## Methods

### Molecular dynamics simulation set up

In order to perform the exploration of the conformational space of p53, extensive parallel simulations were run. The selected region of p53 spammed from residue 10 to 39.

A set of 110 structures was used as initial conformations for the MD run (Fig. S8c). All systems were built with VMD42 (version 1.9.2, http://www.ks.uiuc.edu/Research/vmd/), solvated with TIP3P43 (each system included $$\sim$$ 8,200 water molecules, resulting in a final protein concentration of $$\sim$$ 6.8 mM), with a final NaCl concentration of $$0.05\ \text{M}$$. A Langevin integrator with a damping constant of 0.1 $$\text{ps}^{-1}$$ was used. The integration step was set to 4 fs, with heavy hydrogen atoms scaled up to four times their natural mass. Electrostatic were computed using PME with a cutoff distance of 9 Å and grid spacing of 1 Å. Equilibration was performed at 300 K, firstly undergoing 250 steps of energy minimization followed by 0.1 ns simulations in an NVE ensemble (pressure was kept at 1 atm by using the berendesen barostat) and 2 ns in an NPT ensemble. We employed the CHARMM22* forcefield44, a modification of the original CHARMM22 with adjusted backbone torsion potentials to produce more extended conformations. After equilibration, no proline cis isomers were detected.

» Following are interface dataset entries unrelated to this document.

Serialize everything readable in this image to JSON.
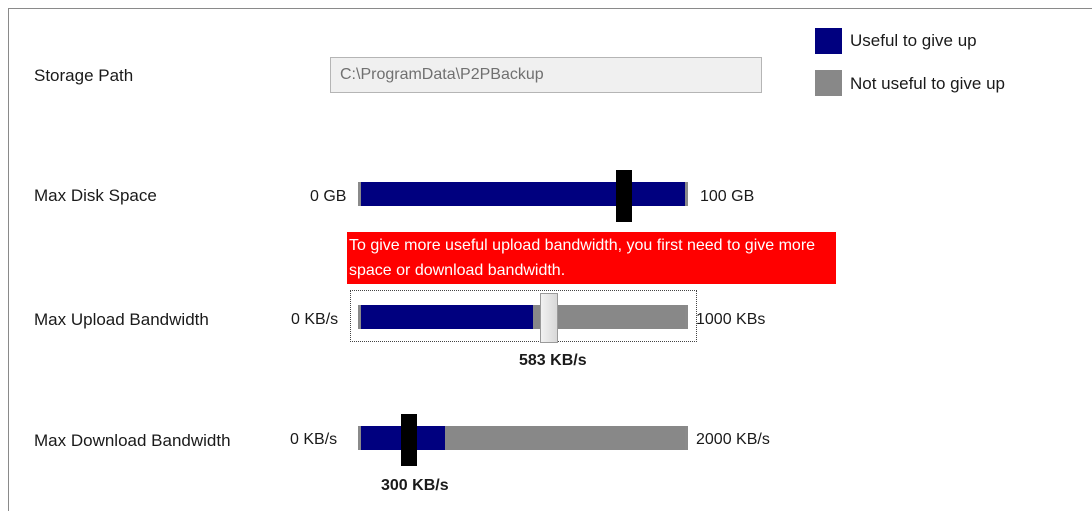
{
  "storage": {
    "label": "Storage Path",
    "path_value": "C:\\ProgramData\\P2PBackup"
  },
  "legend": {
    "useful": {
      "label": "Useful to give up",
      "color": "#00007f"
    },
    "not_useful": {
      "label": "Not useful to give up",
      "color": "#888888"
    }
  },
  "disk": {
    "label": "Max Disk Space",
    "min_label": "0 GB",
    "max_label": "100 GB",
    "value_fraction": 0.81
  },
  "warning": {
    "text": "To give more useful upload bandwidth, you first need to give more space or download bandwidth.",
    "color": "#ff0000"
  },
  "upload": {
    "label": "Max Upload Bandwidth",
    "min_label": "0 KB/s",
    "max_label": "1000 KBs",
    "value_label": "583 KB/s",
    "value": 583,
    "max": 1000,
    "useful_fraction": 0.53
  },
  "download": {
    "label": "Max Download Bandwidth",
    "min_label": "0 KB/s",
    "max_label": "2000 KB/s",
    "value_label": "300 KB/s",
    "value": 300,
    "max": 2000,
    "useful_fraction": 0.26
  }
}
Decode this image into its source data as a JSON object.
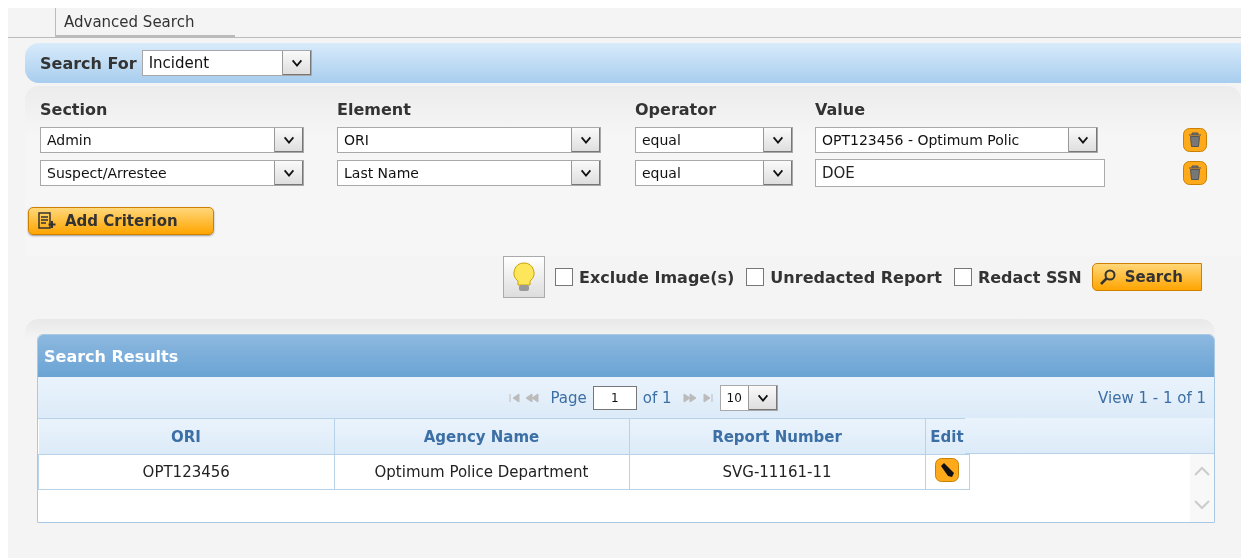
{
  "tab": {
    "label": "Advanced Search",
    "selected": true
  },
  "search_for": {
    "label": "Search For",
    "value": "Incident"
  },
  "criteria": {
    "columns": [
      "Section",
      "Element",
      "Operator",
      "Value"
    ],
    "rows": [
      {
        "section": "Admin",
        "element": "ORI",
        "operator": "equal",
        "value": "OPT123456 - Optimum Polic",
        "kind": "dropdown"
      },
      {
        "section": "Suspect/Arrestee",
        "element": "Last Name",
        "operator": "equal",
        "value": "DOE",
        "kind": "text"
      }
    ]
  },
  "add_button": "Add Criterion",
  "options": [
    {
      "label": "Exclude Image(s)",
      "checked": false
    },
    {
      "label": "Unredacted Report",
      "checked": false
    },
    {
      "label": "Redact SSN",
      "checked": false
    }
  ],
  "search_button": "Search",
  "results": {
    "title": "Search Results",
    "pager": {
      "page_label": "Page",
      "page": "1",
      "of": "of 1",
      "per_page": "10",
      "view": "View 1 - 1 of 1"
    },
    "columns": [
      "ORI",
      "Agency Name",
      "Report Number",
      "Edit"
    ],
    "rows": [
      {
        "cells": [
          "OPT123456",
          "Optimum Police Department",
          "SVG-11161-11"
        ]
      }
    ]
  }
}
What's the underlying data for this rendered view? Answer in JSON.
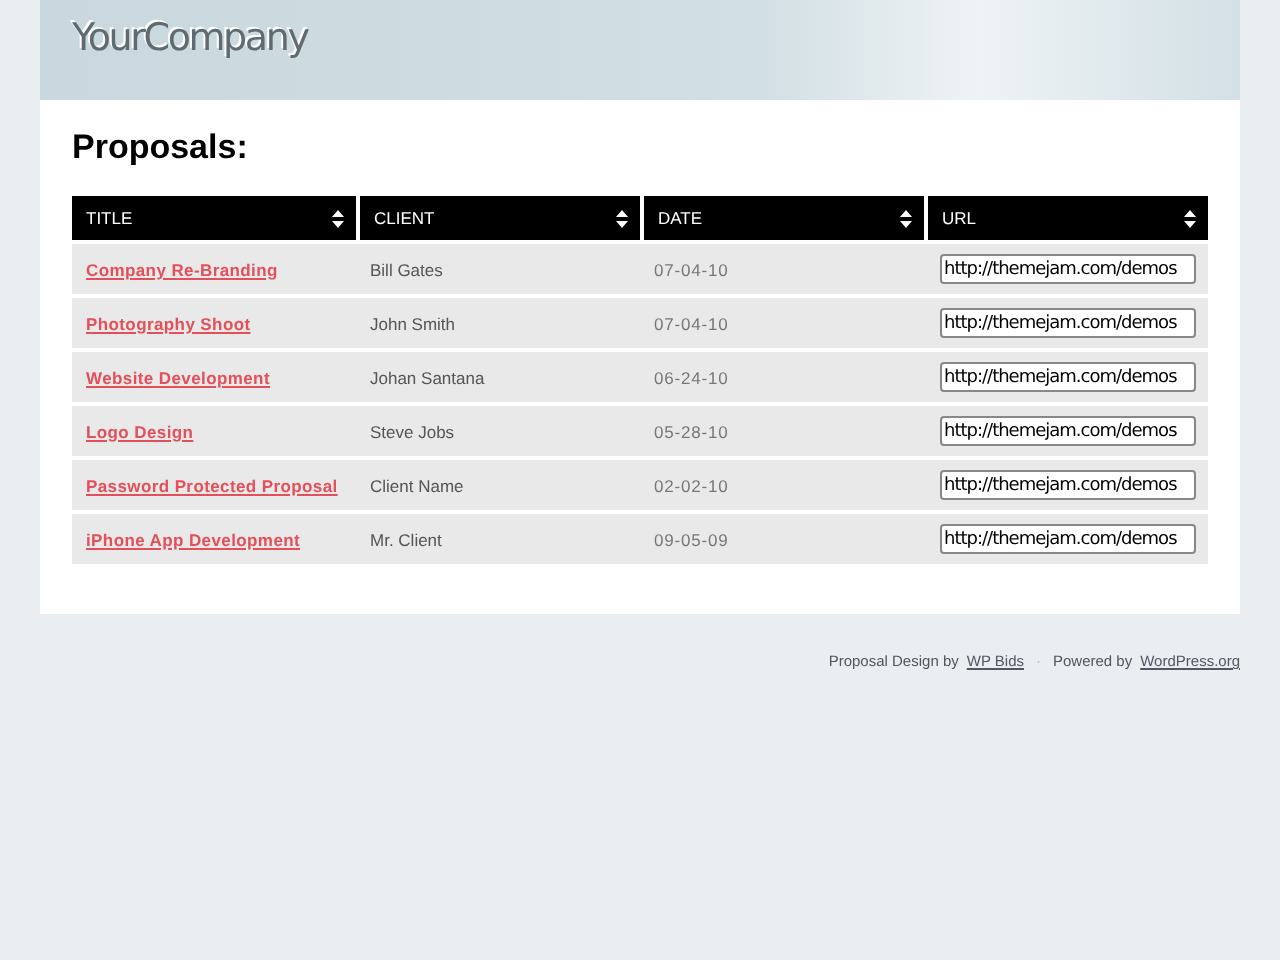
{
  "header": {
    "logo": "YourCompany"
  },
  "page_title": "Proposals:",
  "table": {
    "columns": [
      "TITLE",
      "CLIENT",
      "DATE",
      "URL"
    ],
    "rows": [
      {
        "title": "Company Re-Branding",
        "client": "Bill Gates",
        "date": "07-04-10",
        "url": "http://themejam.com/demos"
      },
      {
        "title": "Photography Shoot",
        "client": "John Smith",
        "date": "07-04-10",
        "url": "http://themejam.com/demos"
      },
      {
        "title": "Website Development",
        "client": "Johan Santana",
        "date": "06-24-10",
        "url": "http://themejam.com/demos"
      },
      {
        "title": "Logo Design",
        "client": "Steve Jobs",
        "date": "05-28-10",
        "url": "http://themejam.com/demos"
      },
      {
        "title": "Password Protected Proposal",
        "client": "Client Name",
        "date": "02-02-10",
        "url": "http://themejam.com/demos"
      },
      {
        "title": "iPhone App Development",
        "client": "Mr. Client",
        "date": "09-05-09",
        "url": "http://themejam.com/demos"
      }
    ]
  },
  "footer": {
    "credit_text": "Proposal Design by",
    "credit_link": "WP Bids",
    "separator": "·",
    "powered_text": "Powered by",
    "powered_link": "WordPress.org"
  }
}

Production runs of 1 $$\upmu s$$ were performed at 310 K using the distributed computing project GPUGrid45 using the ACEMD engine46 (included in HTMD).

### Markov state model analysis

Production runs generated a total of 1.337 trajectories (each equilibrated system was used at least 10 times) of $$1\, {\upmu }{\text{s}}$$ each, similarly to16. Thus, the production runs accounted for an aggregated simulation time of $$\sim$$ 1.4 ms in order to maximize the exploration of the conformational space. All MD data analyses were performed using HTMD47 (version 1.22.0 https://github.com/Acellera/htmd).

MD data was used to build a MSM. The analysis was performed by featurizing atomic coordinates as the self-distance matrix between $$C_{\alpha }$$ and side chains nitrogen and oxygen atoms. Next, time independent component analysis method (TICA48) reduced data dimensionality at a fixed lag time of 20 frames. The parameters for the last building stages were selected based on the generalized matrix Rayleigh quotient (GMRQ) scores (Figs. S6 and S7). A final number of 9 TICA dimension and 600 clusters were selected. Data clusters were defined using the MiniBatchKMeans algorithm49.

Microstates were fused at a lag time of 120 ns, following the implied time scales plot (Fig. S8a) into 11 macrostates (using the PCCA+ algorithm50 and based on the discretization of the TICA space shown in Fig. S8e). The Chapman–Kolmogrov test (Fig. S9) confirmed that parameters yield a markovian model. Finally, transition path theory34,35 was used to calculate fluxes between states.

For every measure, the error was estimated by creating 10 independent bootstrap replicas of the MSM using a random set containing 80% of the trajectories.

### Chemical shift calculations

Calculations of MD derived chemical shifts were performed using 2,000 frames distributed amongst macrostates based on their equilibrium probability. The biological magnetic resonance data bank entry 1776036 was used to obtain experimental chemical shift data for the N-terminal region of p53. The experiment was performed with the full-length N-terminal (residues 1 to 93), but for the comparison we used the section 10–39. Two different softwares were used: SPARTA+37 (version 2.90, http://spin.niddk.nih.gov/bax/software/SPARTA+/index.html) and SHIFTX2 (version 1.09, http://www.shiftx2.ca/)38.